Born on April 25, 1886, Frederick Douglass Allen was the son of Thomas, a sleeping car porter, and Anna, whose family was from Delaware. Frederick was educated at the the Toledo Polytechnic School and trained as an artist. As listed in the City Directory, he was a professional designer and decorator. In the early 1930’s he is a portrait painter and married to Antoinette. The last appearance of Frederick Allen in the directories is in 1935, but without Antoinette.
In 1942 when Frederick was 56 he started a job with the lithograph department in the government printing office in Washington, where he worked for at least 5 years, as reported in the Blade in 1947 when he returned to Toledo for a visit.
Fred was one of the first students of the Toledo Museum School of Design. He was a member of the Art Student’s Guild, and one of the first members of the Toledo Art Klan in 1913. He exhibited at the 135th St. Branch of the New York Library. He studied for 3 years at the Chicago Art Institute, where he exhibited in 1916 when he was 30. He exhibited at the Toledo Museum of Art in 1927 and 1931. He was in the First Annual Exhibition of the Toledo Federation of Art Societies in 1918, and again in 1921, 1922, 1929, 1931, 1933, 1935 and 1936.

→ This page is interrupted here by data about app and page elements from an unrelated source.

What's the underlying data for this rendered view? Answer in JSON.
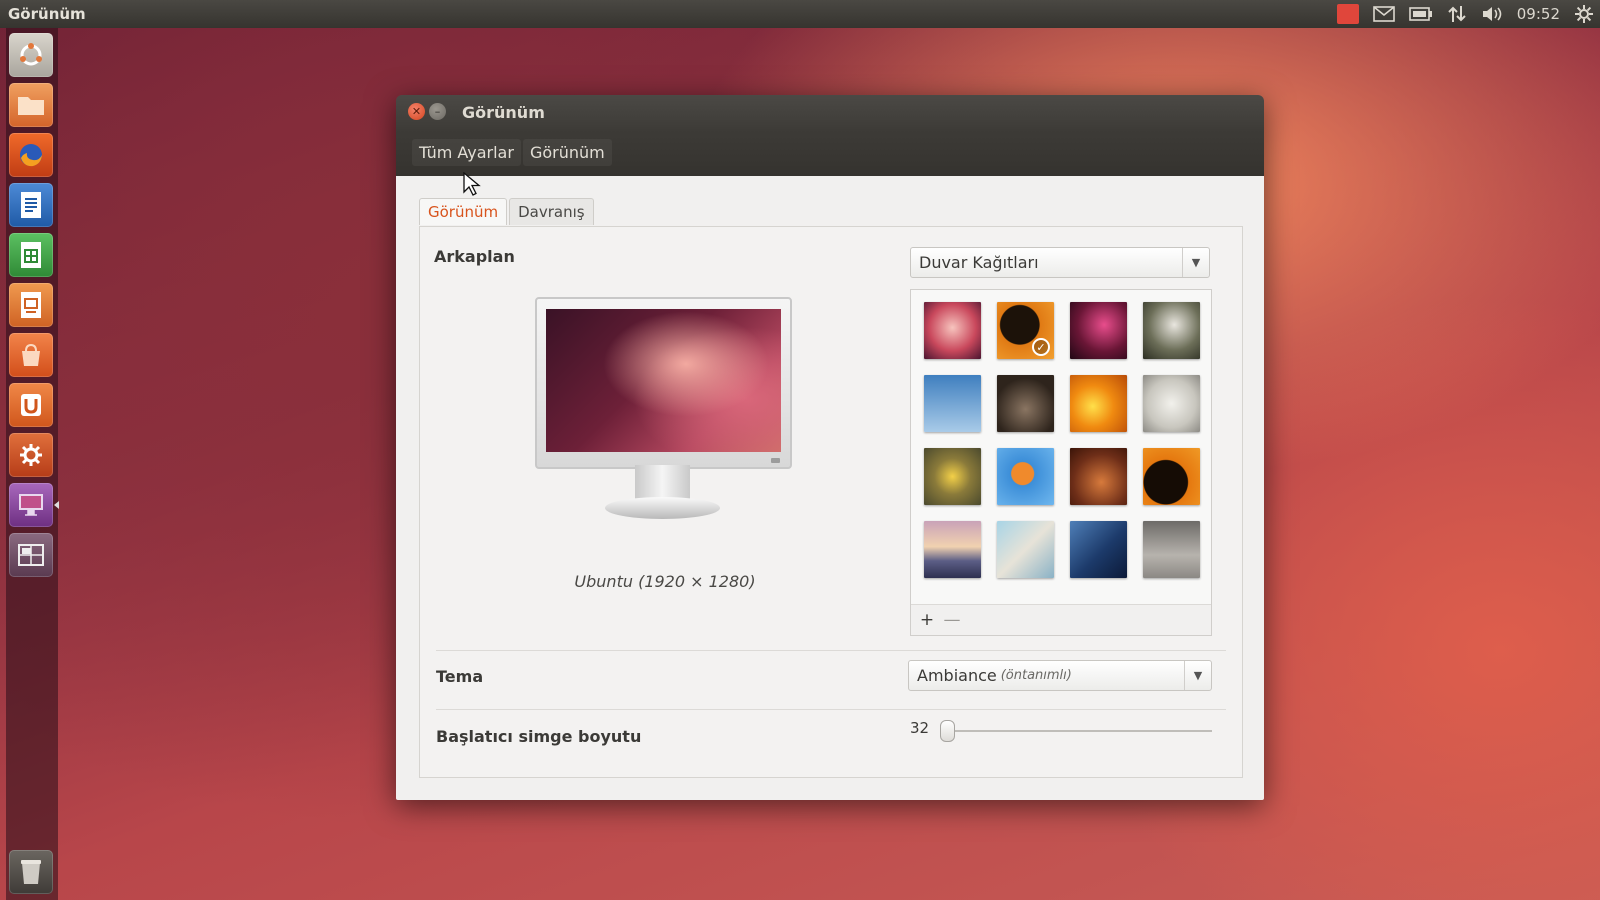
{
  "topbar": {
    "app_title": "Görünüm",
    "clock": "09:52",
    "indicators": [
      "mail-icon",
      "battery-icon",
      "network-icon",
      "volume-icon",
      "session-gear-icon"
    ]
  },
  "launcher": {
    "items": [
      {
        "name": "dash-home",
        "icon": "ubuntu-logo",
        "color": "#c9c5bd"
      },
      {
        "name": "files",
        "icon": "folder",
        "color": "#e2773a"
      },
      {
        "name": "firefox",
        "icon": "browser",
        "color": "#e25a1c"
      },
      {
        "name": "libreoffice-writer",
        "icon": "document",
        "color": "#2f6fbf"
      },
      {
        "name": "libreoffice-calc",
        "icon": "spreadsheet",
        "color": "#3fa046"
      },
      {
        "name": "libreoffice-impress",
        "icon": "presentation",
        "color": "#e2773a"
      },
      {
        "name": "software-center",
        "icon": "shopping-bag",
        "color": "#e86c2c"
      },
      {
        "name": "ubuntu-one",
        "icon": "u-logo",
        "color": "#e2773a"
      },
      {
        "name": "system-settings",
        "icon": "wrench-gear",
        "color": "#d9532a"
      },
      {
        "name": "appearance",
        "icon": "monitor",
        "color": "#8d4aa0"
      },
      {
        "name": "workspace-switcher",
        "icon": "workspaces",
        "color": "#6b4a60"
      }
    ],
    "trash": "trash-icon"
  },
  "window": {
    "title": "Görünüm",
    "breadcrumb": [
      "Tüm Ayarlar",
      "Görünüm"
    ],
    "tabs": [
      {
        "label": "Görünüm",
        "active": true
      },
      {
        "label": "Davranış",
        "active": false
      }
    ],
    "background": {
      "label": "Arkaplan",
      "preview_caption": "Ubuntu (1920 × 1280)",
      "source_combo": "Duvar Kağıtları",
      "add_label": "+",
      "remove_label": "—",
      "wallpapers": [
        {
          "name": "ubuntu-warty-red",
          "bg": "radial-gradient(circle at 50% 45%,#f7c4be,#c9485c 55%,#4a1530)",
          "selected": false
        },
        {
          "name": "orange-vinyl",
          "bg": "radial-gradient(circle at 40% 40%,#1c1209 40%,#e07a14 42%,#f2a030)",
          "selected": true
        },
        {
          "name": "purple-swirl",
          "bg": "radial-gradient(circle at 60% 40%,#e84d8c,#6a1636 55%,#200814)",
          "selected": false
        },
        {
          "name": "white-blossoms",
          "bg": "radial-gradient(circle at 55% 40%,#e9e6df,#6c6e58 55%,#2c2e22)",
          "selected": false
        },
        {
          "name": "blue-sky-twigs",
          "bg": "linear-gradient(#3f7fbf,#a9cbe8)",
          "selected": false
        },
        {
          "name": "dark-rain",
          "bg": "radial-gradient(circle at 50% 60%,#8a7562,#2e241c 70%)",
          "selected": false
        },
        {
          "name": "orange-flower",
          "bg": "radial-gradient(circle at 40% 55%,#ffe04a,#f08a10 45%,#b84b08)",
          "selected": false
        },
        {
          "name": "clock-face",
          "bg": "radial-gradient(circle at 50% 50%,#f2f1ec,#c8c6be 60%,#8d8b85)",
          "selected": false
        },
        {
          "name": "yellow-flower",
          "bg": "radial-gradient(circle at 50% 50%,#f3d048,#8a7a3a 45%,#4b4a2e)",
          "selected": false
        },
        {
          "name": "cartoon-fish",
          "bg": "radial-gradient(circle at 45% 45%,#f08a2c 25%,#3c8ed8 27%,#6fb7ee)",
          "selected": false
        },
        {
          "name": "brown-lizard",
          "bg": "radial-gradient(circle at 55% 60%,#d77a3c,#6e2e18 60%,#3a1408)",
          "selected": false
        },
        {
          "name": "orange-ring",
          "bg": "radial-gradient(circle at 40% 60%,#150c05 45%,#e5780f 47%,#f09a26)",
          "selected": false
        },
        {
          "name": "sunset-sky",
          "bg": "linear-gradient(#c9a2b8,#f1d2b0 45%,#5c5e86 70%,#2e3050)",
          "selected": false
        },
        {
          "name": "bird-branch",
          "bg": "linear-gradient(135deg,#a8d4e6,#e7e3d8 50%,#8ab2c6)",
          "selected": false
        },
        {
          "name": "blue-water",
          "bg": "linear-gradient(135deg,#4f7fb8,#1c3a6a 55%,#0c1a38)",
          "selected": false
        },
        {
          "name": "grey-rain",
          "bg": "linear-gradient(#6d6b68,#b7b3ad 60%,#8b8884)",
          "selected": false
        }
      ]
    },
    "theme": {
      "label": "Tema",
      "value": "Ambiance",
      "value_note": "(öntanımlı)"
    },
    "launcher_icon_size": {
      "label": "Başlatıcı simge boyutu",
      "value": "32",
      "fraction": 0.0
    }
  }
}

Notes on his existing artwork: Paintings in Toledo — Rev. T.D. Scott, hung at M.E. Church, at least until 1935 Postmaster W. T. Huntsman for St. John’s Church Other paintings — Dr. R. R. Wright, Jr. president of Wilberforce University, painted in 1934, and Richard B. Harrison (“De Lawd”) painted in 1935 after the actor’s death. The Toledo Museum shows were probably: May 1-31, 1927 – Work of the Public Schools and The Museum School of Design – Oct 1-31, 1931, Exhibition of the Work of the Public Schools and The Museum School of Design.

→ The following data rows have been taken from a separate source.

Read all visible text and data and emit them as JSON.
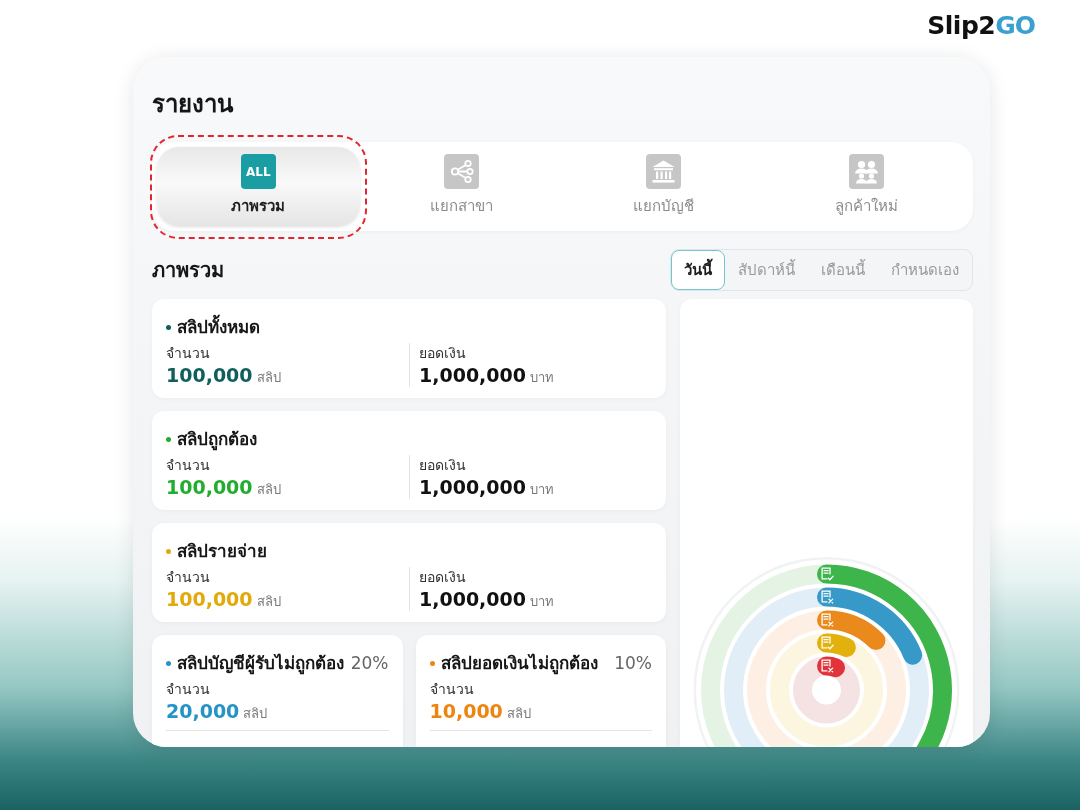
{
  "logo": {
    "text": "Slip2",
    "mark": "GO"
  },
  "page_title": "รายงาน",
  "tabs": [
    {
      "label": "ภาพรวม",
      "badge": "ALL",
      "selected": true,
      "highlighted": true
    },
    {
      "label": "แยกสาขา",
      "selected": false,
      "highlighted": false
    },
    {
      "label": "แยกบัญชี",
      "selected": false,
      "highlighted": false
    },
    {
      "label": "ลูกค้าใหม่",
      "selected": false,
      "highlighted": false
    }
  ],
  "overview": {
    "title": "ภาพรวม",
    "period_tabs": [
      {
        "label": "วันนี้",
        "selected": true
      },
      {
        "label": "สัปดาห์นี้",
        "selected": false
      },
      {
        "label": "เดือนนี้",
        "selected": false
      },
      {
        "label": "กำหนดเอง",
        "selected": false
      }
    ],
    "summary_cards": [
      {
        "title": "สลิปทั้งหมด",
        "color": "#0f5f5f",
        "count_label": "จำนวน",
        "count": "100,000",
        "count_unit": "สลิป",
        "amount_label": "ยอดเงิน",
        "amount": "1,000,000",
        "amount_unit": "บาท"
      },
      {
        "title": "สลิปถูกต้อง",
        "color": "#22ad2e",
        "count_label": "จำนวน",
        "count": "100,000",
        "count_unit": "สลิป",
        "amount_label": "ยอดเงิน",
        "amount": "1,000,000",
        "amount_unit": "บาท"
      },
      {
        "title": "สลิปรายจ่าย",
        "color": "#e2a908",
        "count_label": "จำนวน",
        "count": "100,000",
        "count_unit": "สลิป",
        "amount_label": "ยอดเงิน",
        "amount": "1,000,000",
        "amount_unit": "บาท"
      }
    ],
    "issue_cards": [
      {
        "title": "สลิปบัญชีผู้รับไม่ถูกต้อง",
        "percent": "20%",
        "color": "#2493c6",
        "count_label": "จำนวน",
        "count": "20,000",
        "count_unit": "สลิป"
      },
      {
        "title": "สลิปยอดเงินไม่ถูกต้อง",
        "percent": "10%",
        "color": "#ed850f",
        "count_label": "จำนวน",
        "count": "10,000",
        "count_unit": "สลิป"
      }
    ],
    "chart": {
      "kind": "radial-bars"
    }
  }
}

When he died is yet to be found out — his government records could have been destroyed in a fire in Kansas City.